These drums by Brandon Gabriel and Melinda Bige tell the story of the seasons according to the Kwantlen First Nation.

Paddling through the Waves of Change by Phyllis Atkins

Paddling through the Waves of Change

This Coast Salish artwork by Phyllis Atkins appears outside the 6th floor meeting room at City Hall, inspiring people to work together.

Eagle Calling by Robert Davidson

Eagle Calling

Robert Davidson combines Haida art with a contemporary aesthetic in this stylized eagle that soars in Frank Hurt Park.

Under the Double Eagle & Elder Moon by Leonard Wells and Leslie Wells

Under the Double Eagle and Elder Moon

Coast Salish symbols by Leonard Wells and Leslie Wells hang above the traffic roundabout near South Surrey Recreation and Arts Centre.

Continuum: From Seed to Shelter by Eric Robertson. Photo by Brian Giebelhaus

Continuum: From Seed to Shelter

Watch for these six sculptures by Eric Robertson on top of fluted cedar poles as you enjoy a walk on the Green Timbers Greenway.

Frogs by Susan Point. Photo by Brian Giebelhaus

Frogs

Susan Point’s carved Coast Salish style frog pattern greets visitors in the lobby of the South Surrey Recreation and Arts Centre.

Supernatural Eye by Robert Davidson

Supernatural Eye

This monumental sculpture by Robert Davidson stands at the entrance to Harvard Gardens.

Surrey Columbian Centennial Totem Pole by John Edward Neel. Photo by Brian Giebelhaus

Surrey Columbian Centennial Totem Pole

Kwakwaka’wakw carver Ted Neel made this totem pole for Canada's centennial, honouring First Nations.

Talking Poles by Lorna Boschman, Victoria Moulder & T'Uy'Tanat-Cease Wyss

Talking Poles
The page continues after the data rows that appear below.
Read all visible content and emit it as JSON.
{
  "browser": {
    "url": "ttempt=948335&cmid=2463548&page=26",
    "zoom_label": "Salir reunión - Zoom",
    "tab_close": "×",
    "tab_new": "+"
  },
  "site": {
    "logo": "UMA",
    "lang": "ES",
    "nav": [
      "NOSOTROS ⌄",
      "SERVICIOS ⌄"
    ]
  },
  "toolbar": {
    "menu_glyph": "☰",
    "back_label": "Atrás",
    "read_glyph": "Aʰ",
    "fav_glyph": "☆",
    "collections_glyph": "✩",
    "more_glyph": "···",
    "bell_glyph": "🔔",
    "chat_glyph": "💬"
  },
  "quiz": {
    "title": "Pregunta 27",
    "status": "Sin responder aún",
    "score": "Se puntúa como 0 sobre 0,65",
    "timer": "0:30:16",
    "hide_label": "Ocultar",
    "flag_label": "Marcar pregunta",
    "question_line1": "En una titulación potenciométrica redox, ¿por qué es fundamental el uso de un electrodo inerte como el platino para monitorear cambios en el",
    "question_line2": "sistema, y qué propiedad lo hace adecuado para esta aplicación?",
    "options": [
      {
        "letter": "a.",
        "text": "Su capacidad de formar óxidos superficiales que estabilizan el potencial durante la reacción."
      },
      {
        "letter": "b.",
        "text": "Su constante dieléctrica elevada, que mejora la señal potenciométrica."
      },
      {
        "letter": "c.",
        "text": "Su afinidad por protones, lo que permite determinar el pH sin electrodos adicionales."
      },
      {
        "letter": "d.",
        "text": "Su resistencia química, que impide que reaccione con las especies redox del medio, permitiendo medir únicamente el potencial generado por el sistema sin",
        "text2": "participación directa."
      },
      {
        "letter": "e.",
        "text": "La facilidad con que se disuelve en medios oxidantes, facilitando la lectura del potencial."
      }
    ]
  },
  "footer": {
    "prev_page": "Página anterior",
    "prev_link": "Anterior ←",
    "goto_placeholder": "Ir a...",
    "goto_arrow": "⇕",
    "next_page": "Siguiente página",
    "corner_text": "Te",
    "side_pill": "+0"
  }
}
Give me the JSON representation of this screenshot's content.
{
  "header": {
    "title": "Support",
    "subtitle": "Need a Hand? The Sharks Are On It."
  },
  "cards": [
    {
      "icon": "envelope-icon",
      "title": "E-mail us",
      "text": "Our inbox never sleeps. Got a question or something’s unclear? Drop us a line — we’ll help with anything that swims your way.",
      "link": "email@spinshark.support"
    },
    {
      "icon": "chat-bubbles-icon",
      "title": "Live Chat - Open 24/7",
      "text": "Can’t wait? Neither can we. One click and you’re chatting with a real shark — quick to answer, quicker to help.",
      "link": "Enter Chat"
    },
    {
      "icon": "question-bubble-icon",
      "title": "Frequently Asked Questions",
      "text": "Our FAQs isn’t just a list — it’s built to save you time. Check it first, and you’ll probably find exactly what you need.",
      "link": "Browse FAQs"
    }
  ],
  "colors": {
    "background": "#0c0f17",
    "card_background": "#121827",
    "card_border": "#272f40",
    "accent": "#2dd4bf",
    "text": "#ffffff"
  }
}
This community dialogue project along Serpentine Greenway brought together residents, students, instructors, spiritual leaders, and artists.